Legal Events
DateCodeEventDescription
May 9, 2006FPExpired due to failure to pay maintenance fee
Effective date: 20060310
Mar 10, 2006LAPSLapse for failure to pay maintenance fees
Sep 28, 2005REMIMaintenance fee reminder mailed
Aug 24, 2001FPAYFee payment
Year of fee payment: 4
Dec 7, 1999ASAssignment
Owner name: BT COMMERCIAL CORPORATION, ILLINOIS
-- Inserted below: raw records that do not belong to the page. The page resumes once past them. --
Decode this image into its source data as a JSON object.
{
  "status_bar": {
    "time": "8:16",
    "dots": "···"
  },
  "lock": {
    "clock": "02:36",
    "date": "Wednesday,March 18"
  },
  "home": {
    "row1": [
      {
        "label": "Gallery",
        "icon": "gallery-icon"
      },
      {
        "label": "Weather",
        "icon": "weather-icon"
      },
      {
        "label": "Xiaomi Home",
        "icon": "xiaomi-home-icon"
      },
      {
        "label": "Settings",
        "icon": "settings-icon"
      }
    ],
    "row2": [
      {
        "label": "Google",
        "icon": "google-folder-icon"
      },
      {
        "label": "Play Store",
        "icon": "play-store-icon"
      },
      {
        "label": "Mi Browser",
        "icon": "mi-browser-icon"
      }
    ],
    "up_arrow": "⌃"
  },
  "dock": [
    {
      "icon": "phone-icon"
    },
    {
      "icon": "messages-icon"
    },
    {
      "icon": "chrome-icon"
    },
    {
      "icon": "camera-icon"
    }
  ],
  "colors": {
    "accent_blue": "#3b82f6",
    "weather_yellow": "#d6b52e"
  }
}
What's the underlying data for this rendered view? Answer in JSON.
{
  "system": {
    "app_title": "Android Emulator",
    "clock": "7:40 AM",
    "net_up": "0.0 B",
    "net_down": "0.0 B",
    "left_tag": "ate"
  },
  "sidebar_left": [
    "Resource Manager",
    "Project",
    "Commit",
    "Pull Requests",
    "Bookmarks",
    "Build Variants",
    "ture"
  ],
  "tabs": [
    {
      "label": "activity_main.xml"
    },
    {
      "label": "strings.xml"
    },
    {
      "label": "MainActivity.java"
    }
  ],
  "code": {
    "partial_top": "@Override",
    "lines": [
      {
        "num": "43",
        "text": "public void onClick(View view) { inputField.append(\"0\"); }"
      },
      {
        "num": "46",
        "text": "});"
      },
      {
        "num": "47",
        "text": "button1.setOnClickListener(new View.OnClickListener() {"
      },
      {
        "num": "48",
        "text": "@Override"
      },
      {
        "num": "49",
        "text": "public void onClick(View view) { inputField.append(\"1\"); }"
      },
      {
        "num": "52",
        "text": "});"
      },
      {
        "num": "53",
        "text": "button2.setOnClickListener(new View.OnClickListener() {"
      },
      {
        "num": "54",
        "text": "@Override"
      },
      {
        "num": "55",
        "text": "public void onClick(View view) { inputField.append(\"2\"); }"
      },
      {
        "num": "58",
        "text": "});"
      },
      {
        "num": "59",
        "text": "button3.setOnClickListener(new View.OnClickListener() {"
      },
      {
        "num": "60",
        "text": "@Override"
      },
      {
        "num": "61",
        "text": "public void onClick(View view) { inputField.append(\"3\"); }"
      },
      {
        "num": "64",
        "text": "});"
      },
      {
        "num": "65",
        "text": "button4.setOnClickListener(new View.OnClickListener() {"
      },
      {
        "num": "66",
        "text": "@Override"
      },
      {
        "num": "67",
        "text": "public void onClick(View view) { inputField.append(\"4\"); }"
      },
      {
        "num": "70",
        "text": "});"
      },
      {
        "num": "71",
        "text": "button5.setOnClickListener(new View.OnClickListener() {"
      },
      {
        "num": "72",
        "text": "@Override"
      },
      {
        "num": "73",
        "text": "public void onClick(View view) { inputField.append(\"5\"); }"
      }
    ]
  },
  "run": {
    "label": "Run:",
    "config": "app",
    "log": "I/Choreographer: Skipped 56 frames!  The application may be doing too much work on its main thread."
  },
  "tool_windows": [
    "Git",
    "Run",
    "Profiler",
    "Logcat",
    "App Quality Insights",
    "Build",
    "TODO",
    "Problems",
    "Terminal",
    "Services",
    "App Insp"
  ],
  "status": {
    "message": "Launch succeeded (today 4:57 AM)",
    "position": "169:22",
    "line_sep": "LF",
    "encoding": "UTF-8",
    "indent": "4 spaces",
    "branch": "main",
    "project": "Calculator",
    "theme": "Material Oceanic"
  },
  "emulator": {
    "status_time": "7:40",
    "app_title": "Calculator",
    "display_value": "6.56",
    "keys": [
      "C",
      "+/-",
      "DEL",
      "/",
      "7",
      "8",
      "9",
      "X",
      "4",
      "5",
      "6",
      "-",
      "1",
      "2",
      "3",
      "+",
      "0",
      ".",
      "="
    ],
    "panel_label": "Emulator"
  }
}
Free format text: SECURITY AGREEMENT;ASSIGNORS:IMAGYN MEDICAL TECHNOLGIES CALIFORNIA, INC.;DACOMED CORPORATION;ALLSTATE MEDICAL PRODUCTS, INC.;AND OTHERS;REEL/FRAME:010395/0972
Effective date: 19991029
Owner name: BT COMMERCIAL CORPORATION SUITE 8400 233 SOUTH WAC
Dec 6, 1999ASAssignment
Owner name: BT COMMERCIAL CORPORATION, ILLINOIS
Free format text: SECURITY INTEREST;ASSIGNOR:IMAGYN MEDICAL TECHNOLOGIES CALIFORNIA, INC.;REEL/FRAME:010444/0477
Effective date: 19991029
Owner name: BT COMMERCIAL CORPORATION 233 SOUTH WACKER DRIVE C
Jan 17, 1998ASAssignment
Owner name: BT COMMERCIAL CORPORATION, ILLINOIS
Free format text: SECURITY INTEREST;ASSIGNOR:IMAGYN MEDICAL TECHNOLOGIES CALIFORNIA, INC.;REEL/FRAME:008886/0724
Effective date: 19971230
Dec 31, 1997ASAssignment
Owner name: IMAGYN MEDICAL TECHNOLOGIES CALIFORNIA, INC., CALI
Free format text: CHANGE OF NAME;ASSIGNOR:UROHEALTH, INC. (CALIFORNIA);REEL/FRAME:008877/0652
Effective date: 19971016
Owner name: UROHEALTH, INC. (CALIFORNIA), CALIFORNIA
Free format text: MERGER;ASSIGNOR:RICHARD-ALLAN MEDICAL INDUSTRIES, INC.;REEL/FRAME:008877/0637
Effective date: 19960314
Nov 18, 1993ASAssignment
Owner name: RICHARD-ALLAN MEDICAL INDUSTRIES, INC., MICHIGAN
Free format text: ASSIGNMENT OF ASSIGNORS INTEREST;ASSIGNORS:SIMON, DENISE M.;HOYT, RANDALL J.;REEL/FRAME:007051/0618
Effective date: 19931105